Udhampur, Sep 16 (UNI) The Army has put the need for ten times the existing troop levels in Jammu and Kashmir to ensure zero infiltration, despite the fencing on the Line of Control (LOC).
''At least ten times more force is required to fully stop the infiltration, which takes place through several rivulets and 'nullahs' that crisscross the LoC,'' Northern Command GOC-in-C Lt Gen H S Panag said at a media interaction yesterday.
He said manning Line of Control (LoC) and with continuing counter-terrorism operations in a vast area along with approved strength (of troops), it was not possible to bring down infiltration at zero level.
Quoting intelligence inputs, the Army Commander said, ''Fifty-two militants' training camps are still operational across the border, out of which 29 to 30 are in the akistan-occupied-Kashmir and its Northern areas.'' Lt Gen Panag said although, the militancy in Kashmir has taken southwards move since 2003, but the infiltration from across the border was still continuing.
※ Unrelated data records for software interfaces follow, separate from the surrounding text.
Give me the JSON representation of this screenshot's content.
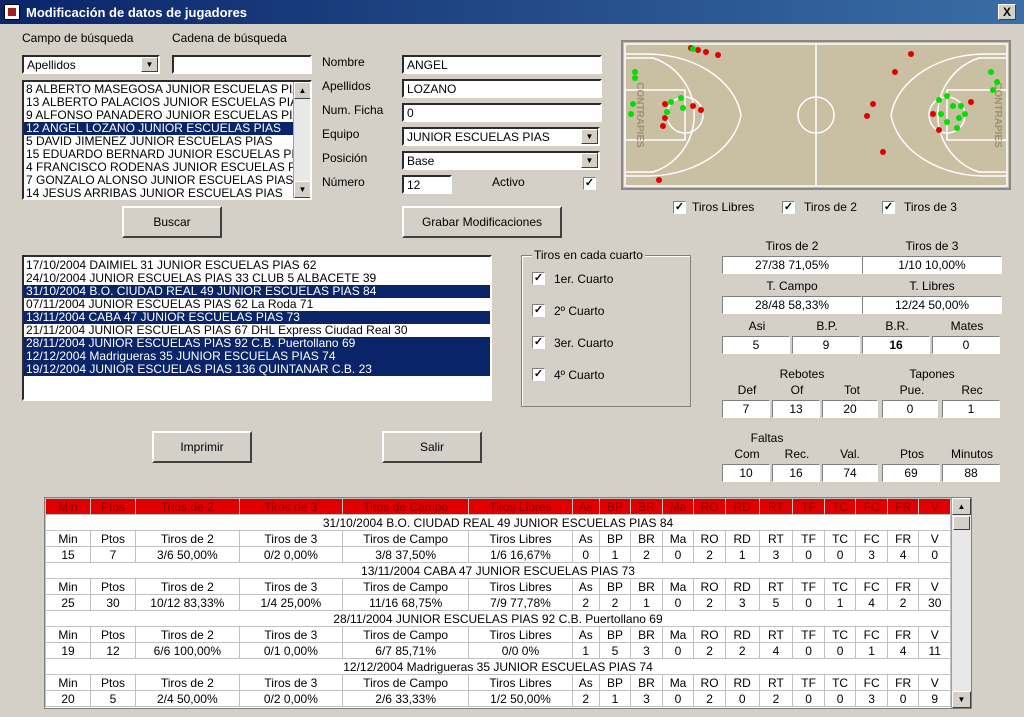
{
  "window": {
    "title": "Modificación de datos de jugadores",
    "close": "X"
  },
  "search": {
    "field_label": "Campo de búsqueda",
    "string_label": "Cadena de búsqueda",
    "field_value": "Apellidos",
    "string_value": "",
    "button": "Buscar"
  },
  "players": [
    "8   ALBERTO MASEGOSA JUNIOR ESCUELAS PIAS",
    "13  ALBERTO PALACIOS JUNIOR ESCUELAS PIAS",
    "9   ALFONSO PANADERO JUNIOR ESCUELAS PIAS",
    "12  ANGEL LOZANO JUNIOR ESCUELAS PIAS",
    "5   DAVID JIMENEZ JUNIOR ESCUELAS PIAS",
    "15  EDUARDO BERNARD JUNIOR ESCUELAS PIAS",
    "4   FRANCISCO RODENAS JUNIOR ESCUELAS PIAS",
    "7   GONZALO ALONSO JUNIOR ESCUELAS PIAS",
    "14  JESUS ARRIBAS JUNIOR ESCUELAS PIAS"
  ],
  "selected_player_index": 3,
  "form": {
    "nombre_label": "Nombre",
    "nombre": "ANGEL",
    "apellidos_label": "Apellidos",
    "apellidos": "LOZANO",
    "ficha_label": "Num. Ficha",
    "ficha": "0",
    "equipo_label": "Equipo",
    "equipo": "JUNIOR ESCUELAS PIAS",
    "posicion_label": "Posición",
    "posicion": "Base",
    "numero_label": "Número",
    "numero": "12",
    "activo_label": "Activo",
    "activo": "✓",
    "save_button": "Grabar Modificaciones"
  },
  "court": {
    "left_text": "CONTRAPIES",
    "right_text": "CONTRAPIES"
  },
  "shot_filters": [
    {
      "label": "Tiros Libres",
      "checked": "✓"
    },
    {
      "label": "Tiros de 2",
      "checked": "✓"
    },
    {
      "label": "Tiros de 3",
      "checked": "✓"
    }
  ],
  "games": [
    {
      "text": "17/10/2004 DAIMIEL 31 JUNIOR ESCUELAS PIAS 62",
      "selected": false
    },
    {
      "text": "24/10/2004 JUNIOR ESCUELAS PIAS 33 CLUB 5 ALBACETE 39",
      "selected": false
    },
    {
      "text": "31/10/2004 B.O. CIUDAD REAL 49 JUNIOR ESCUELAS PIAS 84",
      "selected": true
    },
    {
      "text": "07/11/2004 JUNIOR ESCUELAS PIAS 62 La Roda 71",
      "selected": false
    },
    {
      "text": "13/11/2004 CABA 47 JUNIOR ESCUELAS PIAS 73",
      "selected": true
    },
    {
      "text": "21/11/2004 JUNIOR ESCUELAS PIAS 67 DHL Express Ciudad Real 30",
      "selected": false
    },
    {
      "text": "28/11/2004 JUNIOR ESCUELAS PIAS 92 C.B. Puertollano 69",
      "selected": true
    },
    {
      "text": "12/12/2004 Madrigueras 35 JUNIOR ESCUELAS PIAS 74",
      "selected": true
    },
    {
      "text": "19/12/2004 JUNIOR ESCUELAS PIAS 136 QUINTANAR C.B. 23",
      "selected": true
    }
  ],
  "quarters": {
    "title": "Tiros en cada cuarto",
    "items": [
      {
        "label": "1er. Cuarto",
        "checked": "✓"
      },
      {
        "label": "2º Cuarto",
        "checked": "✓"
      },
      {
        "label": "3er. Cuarto",
        "checked": "✓"
      },
      {
        "label": "4º Cuarto",
        "checked": "✓"
      }
    ]
  },
  "buttons": {
    "print": "Imprimir",
    "exit": "Salir"
  },
  "stats": {
    "t2_label": "Tiros de 2",
    "t2": "27/38 71,05%",
    "t3_label": "Tiros de 3",
    "t3": "1/10 10,00%",
    "tc_label": "T. Campo",
    "tc": "28/48 58,33%",
    "tl_label": "T. Libres",
    "tl": "12/24 50,00%",
    "asi_label": "Asi",
    "asi": "5",
    "bp_label": "B.P.",
    "bp": "9",
    "br_label": "B.R.",
    "br": "16",
    "mates_label": "Mates",
    "mates": "0",
    "rebotes_label": "Rebotes",
    "tapones_label": "Tapones",
    "def_label": "Def",
    "def": "7",
    "of_label": "Of",
    "of": "13",
    "tot_label": "Tot",
    "tot": "20",
    "pue_label": "Pue.",
    "pue": "0",
    "rec_label": "Rec",
    "rec": "1",
    "faltas_label": "Faltas",
    "com_label": "Com",
    "com": "10",
    "frec_label": "Rec.",
    "frec": "16",
    "val_label": "Val.",
    "val": "74",
    "ptos_label": "Ptos",
    "ptos": "69",
    "min_label": "Minutos",
    "min": "88"
  },
  "grid": {
    "header": [
      "Min",
      "Ptos",
      "Tiros de 2",
      "Tiros de 3",
      "Tiros de Campo",
      "Tiros Libres",
      "As",
      "BP",
      "BR",
      "Ma",
      "RO",
      "RD",
      "RT",
      "TF",
      "TC",
      "FC",
      "FR",
      "V"
    ],
    "games": [
      {
        "title": "31/10/2004 B.O. CIUDAD REAL 49 JUNIOR ESCUELAS PIAS 84",
        "row": [
          "15",
          "7",
          "3/6 50,00%",
          "0/2 0,00%",
          "3/8 37,50%",
          "1/6 16,67%",
          "0",
          "1",
          "2",
          "0",
          "2",
          "1",
          "3",
          "0",
          "0",
          "3",
          "4",
          "0"
        ]
      },
      {
        "title": "13/11/2004 CABA 47 JUNIOR ESCUELAS PIAS 73",
        "row": [
          "25",
          "30",
          "10/12 83,33%",
          "1/4 25,00%",
          "11/16 68,75%",
          "7/9 77,78%",
          "2",
          "2",
          "1",
          "0",
          "2",
          "3",
          "5",
          "0",
          "1",
          "4",
          "2",
          "30"
        ]
      },
      {
        "title": "28/11/2004 JUNIOR ESCUELAS PIAS 92 C.B. Puertollano 69",
        "row": [
          "19",
          "12",
          "6/6 100,00%",
          "0/1 0,00%",
          "6/7 85,71%",
          "0/0 0%",
          "1",
          "5",
          "3",
          "0",
          "2",
          "2",
          "4",
          "0",
          "0",
          "1",
          "4",
          "11"
        ]
      },
      {
        "title": "12/12/2004 Madrigueras 35 JUNIOR ESCUELAS PIAS 74",
        "row": [
          "20",
          "5",
          "2/4 50,00%",
          "0/2 0,00%",
          "2/6 33,33%",
          "1/2 50,00%",
          "2",
          "1",
          "3",
          "0",
          "2",
          "0",
          "2",
          "0",
          "0",
          "3",
          "0",
          "9"
        ]
      }
    ]
  },
  "colors": {
    "selection": "#0a246a",
    "made_shot": "#00e000",
    "missed_shot": "#e00000",
    "header_red": "#e00000"
  }
}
''About 5,000 odd-trained militants, including some misguided youths of Jammu and Kashmir, are waiting to intrude into this side of LoC.
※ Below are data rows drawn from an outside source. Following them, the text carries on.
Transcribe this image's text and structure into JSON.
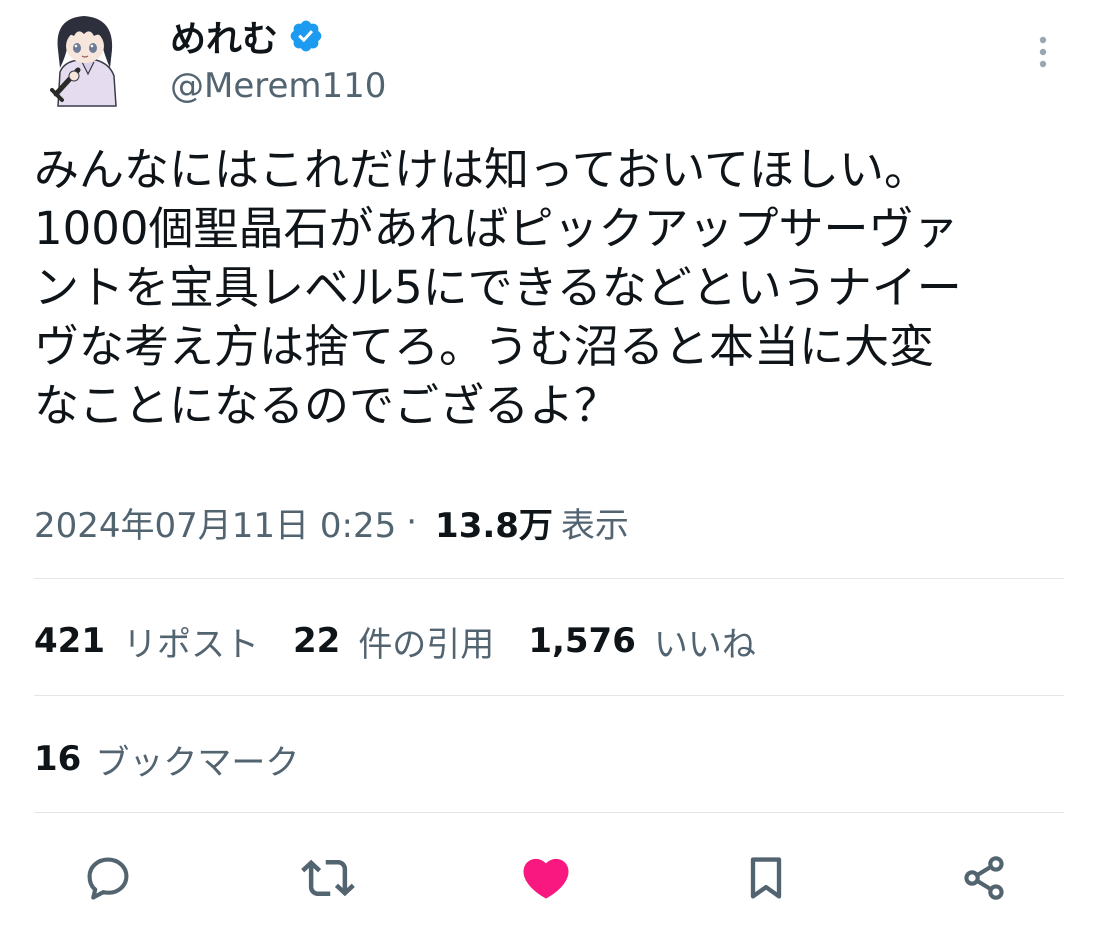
{
  "author": {
    "display_name": "めれむ",
    "handle": "@Merem110",
    "verified": true
  },
  "tweet": {
    "text": "みんなにはこれだけは知っておいてほしい。\n1000個聖晶石があればピックアップサーヴァ\nントを宝具レベル5にできるなどというナイー\nヴな考え方は捨てろ。うむ沼ると本当に大変\nなことになるのでござるよ？",
    "timestamp": "2024年07月11日 0:25",
    "separator": "·",
    "views_count": "13.8万",
    "views_label": "表示"
  },
  "stats": {
    "reposts": {
      "count": "421",
      "label": "リポスト"
    },
    "quotes": {
      "count": "22",
      "label": "件の引用"
    },
    "likes": {
      "count": "1,576",
      "label": "いいね"
    },
    "bookmarks": {
      "count": "16",
      "label": "ブックマーク"
    }
  },
  "icons": {
    "verified": "verified-badge-icon",
    "more": "more-vertical-icon",
    "reply": "reply-icon",
    "repost": "repost-icon",
    "like": "heart-icon",
    "bookmark": "bookmark-icon",
    "share": "share-icon"
  },
  "colors": {
    "verified_blue": "#1d9bf0",
    "like_pink": "#f91880",
    "secondary_text": "#536471",
    "primary_text": "#0f1419",
    "divider": "#e2e6e9"
  }
}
He, however said some political parties had been demanding the withdrawal of Army from Jammu and Kashmir on the plea that the ''situation in the state has improved''.
''The Army believes that Pakistan can raise militancy in Jammu and Kashmir any time as it has adopted a wait and watch policy with India in order to take maximum benefits from the ongoing peace process on its own terms.'' Lt Gen Panag said, '' Pakistan can raise it any time to exploit democratic values and disturb peace in India.
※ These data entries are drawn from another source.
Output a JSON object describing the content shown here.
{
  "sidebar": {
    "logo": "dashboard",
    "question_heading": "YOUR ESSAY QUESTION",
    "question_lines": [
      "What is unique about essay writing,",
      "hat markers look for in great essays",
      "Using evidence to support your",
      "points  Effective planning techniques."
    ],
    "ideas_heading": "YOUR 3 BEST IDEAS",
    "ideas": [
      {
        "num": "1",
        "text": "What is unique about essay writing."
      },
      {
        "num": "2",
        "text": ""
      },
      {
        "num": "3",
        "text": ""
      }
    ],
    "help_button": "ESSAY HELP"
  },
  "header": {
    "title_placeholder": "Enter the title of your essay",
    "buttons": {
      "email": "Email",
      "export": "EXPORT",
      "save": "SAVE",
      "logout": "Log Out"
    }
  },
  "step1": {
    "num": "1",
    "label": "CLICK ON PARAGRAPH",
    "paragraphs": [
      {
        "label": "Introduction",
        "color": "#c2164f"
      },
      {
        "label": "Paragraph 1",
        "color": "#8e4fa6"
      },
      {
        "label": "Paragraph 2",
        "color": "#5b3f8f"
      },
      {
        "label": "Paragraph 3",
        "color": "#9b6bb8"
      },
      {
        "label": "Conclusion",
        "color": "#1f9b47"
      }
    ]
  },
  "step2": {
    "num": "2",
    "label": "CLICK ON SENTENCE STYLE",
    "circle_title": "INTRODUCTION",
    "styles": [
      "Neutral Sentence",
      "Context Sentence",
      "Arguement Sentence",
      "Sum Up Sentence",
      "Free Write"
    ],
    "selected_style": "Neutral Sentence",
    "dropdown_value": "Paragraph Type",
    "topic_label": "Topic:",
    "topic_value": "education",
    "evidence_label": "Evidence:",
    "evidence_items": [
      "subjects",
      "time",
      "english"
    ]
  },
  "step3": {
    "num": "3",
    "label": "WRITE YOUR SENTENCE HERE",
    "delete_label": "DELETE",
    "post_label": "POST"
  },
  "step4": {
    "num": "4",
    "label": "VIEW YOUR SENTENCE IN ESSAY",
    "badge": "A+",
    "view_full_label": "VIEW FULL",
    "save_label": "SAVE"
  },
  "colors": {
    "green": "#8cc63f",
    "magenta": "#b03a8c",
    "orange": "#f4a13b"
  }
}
''We have a successful counter-terrorism strategy but we keep a vigil because Pakistan can raise it (militancy) any time,'' the Army Commander said, asserting that there was no change in Pakistan's attitude towards militancy as it was still supporting and facilitating militants to infiltrate into this side.
On air-borne offensive against militants, like the one by Pakistan in FATA (Federally Administered Territorial Area), Lt Gen Panag said, ''We cannot use such force within our own territory as it makes people unfriendly.
''We don't want collateral damage in fighting terrorists,'' he said, maintaining that the Army would continue with the people-friendly counter-insurgency operations in the state.
When asked about al-Qaeda's presence, Lt Gen Panag said, ''We cannot say it (al Qaeda) is not there (in Jammu and Kashmir), but we have not come across any of its hardcore operative so far.'' ''The al-Qaeda has outsourced its operations to other terrorist outfits, like Jaish-e-Mohammad and Lashker-e-Toiba in Pakistan, to carry out its missions,'' he said.